Sometimes when I’m feeling particularly daydream-y, I imagine living in a world in which we don’t constantly hound our famous people on their sexual orientation, when we can admit that that particular element of their lives has absolutely nothing to do with their careers. I’m hoping it’s less far off than it seems, but until the moment comes when there isn’t a stigma attached to it, I’m glad we have people like Joseph Gordon-Levitt to help us navigate.
In a recent interview with Out Magazine, JGL was asked about a short film he made ten years ago called ‘Pictures Of Assholes’, in which he films the same paparazzi who are trying to film him. In the film, he asks them about their motives for doing so, and after refusing to answer for a while, they admit that they filmed him because he was with a male friend:
“We saw a young star with another guy, and it’s implied that there’s something going on. The whole gay thing — it intrigues people.”
“That would be really tacky—they would win if I had to clarify.”
For me, that response is perfect. We shouldn’t even be asking stars about their sexuality in the first place, because that’s none of our business. You wouldn’t ask a non-famous stranger, or even a new friend or acquaintance that you didn’t know that well, so why do you feel you’re entitled to the information when it’s a celebrity? Why do you feel the need to invade yet another aspect of their life when there are already so many aspects of their privacy that they can’t control?

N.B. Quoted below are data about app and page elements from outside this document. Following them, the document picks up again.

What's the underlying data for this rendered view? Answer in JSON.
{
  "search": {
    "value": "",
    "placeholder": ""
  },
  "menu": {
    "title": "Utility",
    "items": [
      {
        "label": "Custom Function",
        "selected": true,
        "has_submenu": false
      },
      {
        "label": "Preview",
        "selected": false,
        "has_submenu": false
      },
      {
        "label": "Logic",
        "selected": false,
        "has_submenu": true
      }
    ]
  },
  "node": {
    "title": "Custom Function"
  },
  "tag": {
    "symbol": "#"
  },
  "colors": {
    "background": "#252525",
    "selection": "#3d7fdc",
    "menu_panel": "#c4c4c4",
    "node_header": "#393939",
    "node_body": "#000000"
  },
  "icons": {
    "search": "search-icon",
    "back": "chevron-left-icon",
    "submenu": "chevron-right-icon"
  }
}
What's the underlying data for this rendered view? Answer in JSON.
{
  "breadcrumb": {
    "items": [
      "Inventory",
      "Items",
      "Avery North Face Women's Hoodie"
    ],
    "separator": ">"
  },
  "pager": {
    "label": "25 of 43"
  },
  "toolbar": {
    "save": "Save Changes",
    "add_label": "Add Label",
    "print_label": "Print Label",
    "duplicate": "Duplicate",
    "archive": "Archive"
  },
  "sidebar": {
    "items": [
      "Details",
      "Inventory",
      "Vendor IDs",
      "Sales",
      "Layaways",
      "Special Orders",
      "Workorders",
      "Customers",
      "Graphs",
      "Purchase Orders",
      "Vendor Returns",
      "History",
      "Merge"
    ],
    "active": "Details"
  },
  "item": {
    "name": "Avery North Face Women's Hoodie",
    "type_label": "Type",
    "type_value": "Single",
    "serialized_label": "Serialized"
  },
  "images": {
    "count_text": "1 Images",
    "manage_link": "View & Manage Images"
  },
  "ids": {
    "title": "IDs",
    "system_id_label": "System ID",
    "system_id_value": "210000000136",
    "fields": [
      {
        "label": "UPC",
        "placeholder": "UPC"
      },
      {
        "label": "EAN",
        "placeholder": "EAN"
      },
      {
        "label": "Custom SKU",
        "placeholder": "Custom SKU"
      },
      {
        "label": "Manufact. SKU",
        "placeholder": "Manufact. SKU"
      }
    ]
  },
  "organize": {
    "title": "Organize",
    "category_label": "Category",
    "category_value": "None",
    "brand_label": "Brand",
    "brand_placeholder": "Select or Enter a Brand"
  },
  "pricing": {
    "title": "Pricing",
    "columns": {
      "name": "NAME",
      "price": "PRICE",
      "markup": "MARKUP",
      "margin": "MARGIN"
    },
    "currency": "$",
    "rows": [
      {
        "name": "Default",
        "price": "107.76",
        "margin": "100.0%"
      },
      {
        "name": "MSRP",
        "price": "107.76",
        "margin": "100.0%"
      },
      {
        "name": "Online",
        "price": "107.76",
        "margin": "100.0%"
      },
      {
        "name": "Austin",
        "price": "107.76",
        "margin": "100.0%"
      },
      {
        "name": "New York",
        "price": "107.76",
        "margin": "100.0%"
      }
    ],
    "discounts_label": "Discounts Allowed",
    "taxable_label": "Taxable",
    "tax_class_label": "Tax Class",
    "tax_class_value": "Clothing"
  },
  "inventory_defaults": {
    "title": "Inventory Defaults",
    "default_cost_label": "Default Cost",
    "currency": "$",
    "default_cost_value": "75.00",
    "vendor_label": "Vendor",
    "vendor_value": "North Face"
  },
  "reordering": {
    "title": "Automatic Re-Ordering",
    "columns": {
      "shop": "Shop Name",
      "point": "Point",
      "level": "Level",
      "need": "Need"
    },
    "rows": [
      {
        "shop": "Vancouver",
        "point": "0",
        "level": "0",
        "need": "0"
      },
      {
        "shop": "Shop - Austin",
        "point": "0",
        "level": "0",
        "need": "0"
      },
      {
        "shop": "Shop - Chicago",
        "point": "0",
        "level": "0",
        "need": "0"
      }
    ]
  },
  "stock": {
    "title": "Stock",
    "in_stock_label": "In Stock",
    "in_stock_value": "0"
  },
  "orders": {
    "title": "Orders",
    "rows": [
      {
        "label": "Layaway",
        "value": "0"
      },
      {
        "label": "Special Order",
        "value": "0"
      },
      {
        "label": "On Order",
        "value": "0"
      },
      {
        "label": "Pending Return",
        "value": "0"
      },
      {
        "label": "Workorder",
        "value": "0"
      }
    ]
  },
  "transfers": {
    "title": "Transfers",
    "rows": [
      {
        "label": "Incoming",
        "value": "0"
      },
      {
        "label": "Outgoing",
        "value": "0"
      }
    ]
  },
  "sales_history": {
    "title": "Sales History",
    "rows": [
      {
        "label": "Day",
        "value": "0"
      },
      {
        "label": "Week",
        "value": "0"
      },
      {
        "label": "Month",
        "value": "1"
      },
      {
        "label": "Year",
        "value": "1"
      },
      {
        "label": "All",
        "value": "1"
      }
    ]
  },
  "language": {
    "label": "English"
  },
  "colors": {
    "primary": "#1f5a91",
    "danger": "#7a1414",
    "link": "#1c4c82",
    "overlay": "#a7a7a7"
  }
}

I agree that it’s a great thing when celebrities do decide to come out publicly, because it sets a great example for young fans who might be struggling with their own identities, but just because some people do that doesn’t mean it’s not a choice. These people don’t owe us anything, and it doesn’t matter either way, so why is it so important that we hound them until we finally get the answer that we want to hear or that we’ve believed all along?
That’s what I think Joseph Gordon-Levitt is getting at, and why I respect his response so much. I’m sure he knows his deal, and that his family does, and his friends, so arguing with a camera-toting stranger on a dark street corner in 2003 as if there’s something wrong with the implication that he might not be straight could not be further from productive.
(Image: Dennis Van Tine / Future Image / WENN.com)